If you’re in year 12, this is the year that you start making some exciting decisions. Do I want to go to University is a big one! But if you decide the answer to this question is “yes”, then the next big question is where?
First stop are uni websites and prospectuses, which will give you information about the uni, the course and the grade requirements. Once you have narrowed the choice down a bit by selecting a subject or a couple of subjects your interested in, grade requirements that you think are reasonable for you, and maybe thought about general areas you would like to live in the country, you will probably have a list of a few potential places.
Next up are the open days! These are a great way to get a proper feel for the place and whether you could see yourself studying and living there for three or more years.

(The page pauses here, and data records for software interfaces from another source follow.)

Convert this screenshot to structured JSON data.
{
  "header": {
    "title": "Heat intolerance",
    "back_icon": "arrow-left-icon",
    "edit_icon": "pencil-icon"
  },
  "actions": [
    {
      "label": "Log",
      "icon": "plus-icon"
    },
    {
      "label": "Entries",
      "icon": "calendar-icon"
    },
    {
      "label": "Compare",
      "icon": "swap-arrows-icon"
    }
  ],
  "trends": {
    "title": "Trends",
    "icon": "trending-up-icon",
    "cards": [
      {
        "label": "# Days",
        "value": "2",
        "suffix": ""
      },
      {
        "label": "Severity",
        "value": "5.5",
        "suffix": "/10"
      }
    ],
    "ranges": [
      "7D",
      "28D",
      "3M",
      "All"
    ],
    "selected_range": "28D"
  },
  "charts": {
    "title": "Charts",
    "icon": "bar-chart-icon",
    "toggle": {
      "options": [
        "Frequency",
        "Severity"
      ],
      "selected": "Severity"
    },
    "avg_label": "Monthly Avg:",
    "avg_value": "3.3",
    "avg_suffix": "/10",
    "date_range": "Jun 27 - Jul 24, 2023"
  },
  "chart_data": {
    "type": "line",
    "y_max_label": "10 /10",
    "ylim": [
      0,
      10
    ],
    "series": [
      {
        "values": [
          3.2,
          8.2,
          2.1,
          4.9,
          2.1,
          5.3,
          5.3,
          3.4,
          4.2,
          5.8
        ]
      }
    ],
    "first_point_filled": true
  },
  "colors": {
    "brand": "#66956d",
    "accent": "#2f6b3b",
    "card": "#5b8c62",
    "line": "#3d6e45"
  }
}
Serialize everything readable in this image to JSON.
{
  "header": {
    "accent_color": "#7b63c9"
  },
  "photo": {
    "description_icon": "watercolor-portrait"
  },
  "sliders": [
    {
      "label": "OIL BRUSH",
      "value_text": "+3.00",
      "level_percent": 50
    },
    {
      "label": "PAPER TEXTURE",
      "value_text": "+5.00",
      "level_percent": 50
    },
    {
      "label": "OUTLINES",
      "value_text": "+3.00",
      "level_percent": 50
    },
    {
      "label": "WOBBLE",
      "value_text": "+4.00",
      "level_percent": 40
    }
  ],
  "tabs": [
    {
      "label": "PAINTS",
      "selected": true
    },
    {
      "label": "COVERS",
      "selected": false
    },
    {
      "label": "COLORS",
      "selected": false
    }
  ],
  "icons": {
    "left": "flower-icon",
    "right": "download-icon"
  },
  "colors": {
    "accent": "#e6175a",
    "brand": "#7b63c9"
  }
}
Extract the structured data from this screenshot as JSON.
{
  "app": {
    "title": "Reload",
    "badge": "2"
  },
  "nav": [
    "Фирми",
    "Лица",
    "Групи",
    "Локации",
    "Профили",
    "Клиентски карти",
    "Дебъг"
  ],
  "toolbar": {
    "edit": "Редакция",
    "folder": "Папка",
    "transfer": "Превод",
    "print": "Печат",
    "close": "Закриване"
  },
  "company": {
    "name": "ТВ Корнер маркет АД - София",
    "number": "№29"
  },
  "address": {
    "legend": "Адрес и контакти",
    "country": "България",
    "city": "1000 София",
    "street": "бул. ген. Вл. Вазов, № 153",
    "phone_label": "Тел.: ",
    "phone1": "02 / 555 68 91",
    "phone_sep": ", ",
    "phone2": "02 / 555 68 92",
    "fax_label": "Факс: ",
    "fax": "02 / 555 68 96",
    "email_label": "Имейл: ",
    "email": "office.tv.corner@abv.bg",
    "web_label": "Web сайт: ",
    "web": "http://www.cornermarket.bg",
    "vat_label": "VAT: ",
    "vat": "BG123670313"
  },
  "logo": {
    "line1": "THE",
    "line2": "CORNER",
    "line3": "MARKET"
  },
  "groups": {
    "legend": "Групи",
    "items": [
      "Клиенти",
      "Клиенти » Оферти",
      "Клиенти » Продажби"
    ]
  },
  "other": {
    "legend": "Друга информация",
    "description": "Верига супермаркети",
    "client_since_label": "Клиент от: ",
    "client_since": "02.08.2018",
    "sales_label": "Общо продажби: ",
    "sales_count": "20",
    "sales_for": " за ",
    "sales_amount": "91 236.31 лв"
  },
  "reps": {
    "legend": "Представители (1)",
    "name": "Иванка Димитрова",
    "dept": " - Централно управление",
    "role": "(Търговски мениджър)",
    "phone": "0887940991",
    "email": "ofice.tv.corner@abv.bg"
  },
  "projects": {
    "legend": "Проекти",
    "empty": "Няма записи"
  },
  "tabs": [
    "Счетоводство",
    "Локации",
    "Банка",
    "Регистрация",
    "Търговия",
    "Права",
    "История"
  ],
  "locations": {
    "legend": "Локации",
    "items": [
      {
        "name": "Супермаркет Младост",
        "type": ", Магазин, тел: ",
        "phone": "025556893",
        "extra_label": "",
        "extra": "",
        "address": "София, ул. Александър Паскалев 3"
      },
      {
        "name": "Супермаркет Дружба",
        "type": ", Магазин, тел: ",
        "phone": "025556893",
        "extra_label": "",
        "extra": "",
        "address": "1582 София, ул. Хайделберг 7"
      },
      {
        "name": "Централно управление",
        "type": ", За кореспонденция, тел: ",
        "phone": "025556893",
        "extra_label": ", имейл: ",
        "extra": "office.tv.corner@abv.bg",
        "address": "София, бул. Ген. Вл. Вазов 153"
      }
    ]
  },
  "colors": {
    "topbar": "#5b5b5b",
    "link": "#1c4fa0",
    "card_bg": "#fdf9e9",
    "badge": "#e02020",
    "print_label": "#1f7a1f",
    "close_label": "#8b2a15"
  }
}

They are also a perfect opportunity to talk to the lecturers who would be teaching you and the current students already studying. Open days are also a great chance to find out more about what uni life is like if you aren’t 100% sure it’s the right option for you.
I just wanted to share my 5 top tips for what to look for on an open day:
- Campus or city based – Some unis have a contained campus, which means all or most of the uni buildings are in one place and this often means there is a great community feel. Other places may have their buildings spread out around the city, this means that you may feel more connected to the outside world and have a bigger variety of settings. Leicester is a campus uni, and I really like that. It means that my friends who study other courses are close enough during the day to meet up for lunch or a coffee. It also means that I’m always close to the library, the SU and student support services. Some people prefer city based unis, the choice is really up to you but think carefully about what will make you feel more at home.
- The course and facilities – at open days you will be bombarded by lots of ‘student life’ information, but don’t forget the main reason you are going to be paying over £9000 a year is to study a degree. So it’s really important to find out if the course is right for you. Unlike at school courses can vary massively between different unis, so make sure you pick the ones that will let you study the bits that really interest you. Also make sure that the facilities available for your course are good, for example when I was looking at unis for Biology I really wanted to see the teaching labs and ask about how many students there were for each demonstrator.
- Accommodation – If you are going to be living away from home making sure there is accommodation you are happy with is really important. Look at more than one option, think about prices, number of people to a flat/house, whether you want catered or self catered, en-suite or shared bathrooms. Always remember you may not get your first choice of accommodation so make sure there’s a couple you would be happy with. Finally check how the allocation system works for the accommodation application and when this opens.
- The SU – the student’s union will be a big part of your uni experience. This is where a lot of the social spaces might be, but more than that it’s through the SU that sports teams and societies are run. For example, if you know you’ll only be happy if you can play hockey, check they have a hockey team. (Also have a look at the sports facilities and gym). At Leicester our student nights out on a Wednesday and Friday are in the O2 academy in the SU building and it’s really good having a club on campus, it’s great fun, everyone’s a student and it’s a safe night out.
- The library – this may sound boring but seriously you will need to spend a lot of time in the library during your degree so make sure it’s big enough. Also check it has good IT facilities and subscribes to journals/ stocks books for your course. Ask if it is open 24 hrs a day during term time, does it have silent areas and group study rooms, and consider if you would be happy studying in that building?
I hope this has given you some starting points to think about on an open day, but always think about what’s important to you and don’t be afraid to ask current students and staff. Look at the way they answer, not just what they say but are they enthusiastic and excited about the university?
Good luck in your search, remember there’s no such thing as a stupid question with a decision this big!